“My parents were merchants in Vietnam,” Wong tells me. “They pretty much left everything behind and had to start all over again. When we came here, we had nothing. So what do you do? You have to work -- and work hard.”
Wong’s restaurant, which she opened in 2005 under the name East River Market, reflects both her personal story and Minneapolis’ growing diversity. After meeting her husband, Thomas Gnanapragasam, who immigrated to the US from Malaysia, she changed the name to ChinDian Cafe and the menu to a medley of Chinese and Indian dishes.
“I put a little bit of Vietnamese spring rolls and noodle salads on the menu, some Chinese items, some of his Malaysian items, some of his Indian spices,” Wong says. “It’s not really a fusion of foods. It’s a fusion of us, of who we are. And that’s what makes it interesting.”
About 22 percent of US food service workers are foreign-born, a 2017 study by the Pew Research Center found. Roughly half of them are undocumented. In big cities like New York or Los Angeles, that figure is even higher. Even if your host or server isn’t an immigrant, chances are your busboy or dishwasher will be.
“In major cities, you’re talking about a restaurant workforce that is maybe 75 percent foreign-born, and maybe 30 to 40 percent undocumented,” Saru Jayaraman, a labor activist and the founder of the worker group Restaurant Opportunities Center United, told the Washington Post. The fact that immigrant workers pack restaurant kitchens across the country is sort of an open secret in the industry.
In a 2015 interview with SiriusXM, the late Anthony Bourdain said that “every restaurant in America would shut down” if Trump followed through on his promise to deport even a fraction of the estimated 11 million undocumented workers living in the States. Put simply, an America without immigrants -- even without just the undocumented -- would be an America that goes hungry.
If you want to celebrate the best of America today, start by remembering and noticing the workers all around you who migrate over great distances to fix your perogies or dim sum or enchiladas or udon or chicken masala or shawarma or injera or fish and chips or sancocho.
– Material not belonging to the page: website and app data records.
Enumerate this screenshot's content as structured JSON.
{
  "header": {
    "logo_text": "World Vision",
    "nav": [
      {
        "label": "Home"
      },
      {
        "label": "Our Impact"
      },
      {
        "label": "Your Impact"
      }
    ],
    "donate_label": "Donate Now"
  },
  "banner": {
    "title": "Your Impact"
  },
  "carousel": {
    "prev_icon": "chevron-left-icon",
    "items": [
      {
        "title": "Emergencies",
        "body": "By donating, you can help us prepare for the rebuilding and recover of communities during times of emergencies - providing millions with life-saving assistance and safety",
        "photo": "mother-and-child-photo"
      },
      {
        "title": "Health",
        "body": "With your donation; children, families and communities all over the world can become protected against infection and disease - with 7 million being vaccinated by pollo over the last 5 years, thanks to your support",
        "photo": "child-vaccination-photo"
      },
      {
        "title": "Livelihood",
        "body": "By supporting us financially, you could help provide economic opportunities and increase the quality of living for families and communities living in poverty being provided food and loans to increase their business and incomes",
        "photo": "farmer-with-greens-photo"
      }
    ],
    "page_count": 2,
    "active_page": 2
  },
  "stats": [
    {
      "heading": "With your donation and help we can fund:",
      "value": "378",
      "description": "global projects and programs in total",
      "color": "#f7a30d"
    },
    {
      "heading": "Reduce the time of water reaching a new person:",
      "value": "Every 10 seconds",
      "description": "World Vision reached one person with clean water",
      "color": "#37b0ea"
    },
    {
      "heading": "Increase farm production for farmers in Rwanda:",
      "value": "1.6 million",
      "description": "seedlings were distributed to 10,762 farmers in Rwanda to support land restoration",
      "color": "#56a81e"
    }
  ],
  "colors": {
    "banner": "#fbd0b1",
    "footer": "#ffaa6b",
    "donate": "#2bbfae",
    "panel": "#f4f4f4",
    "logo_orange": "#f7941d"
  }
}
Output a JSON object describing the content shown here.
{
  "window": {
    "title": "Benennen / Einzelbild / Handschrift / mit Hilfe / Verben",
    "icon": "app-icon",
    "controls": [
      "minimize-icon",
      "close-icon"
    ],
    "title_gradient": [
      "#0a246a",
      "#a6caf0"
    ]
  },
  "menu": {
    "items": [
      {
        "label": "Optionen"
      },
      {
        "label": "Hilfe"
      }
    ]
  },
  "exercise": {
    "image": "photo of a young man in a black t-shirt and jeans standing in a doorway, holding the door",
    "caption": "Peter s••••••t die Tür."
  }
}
When the time comes, stop by your local Colombian restaurant to watch the World Cup, or pop your head in at a Yemeni restaurant on Eid. But don’t wait for a special occasion. The struggle for immigrants is ongoing. And everyone else will be needing some supper soon.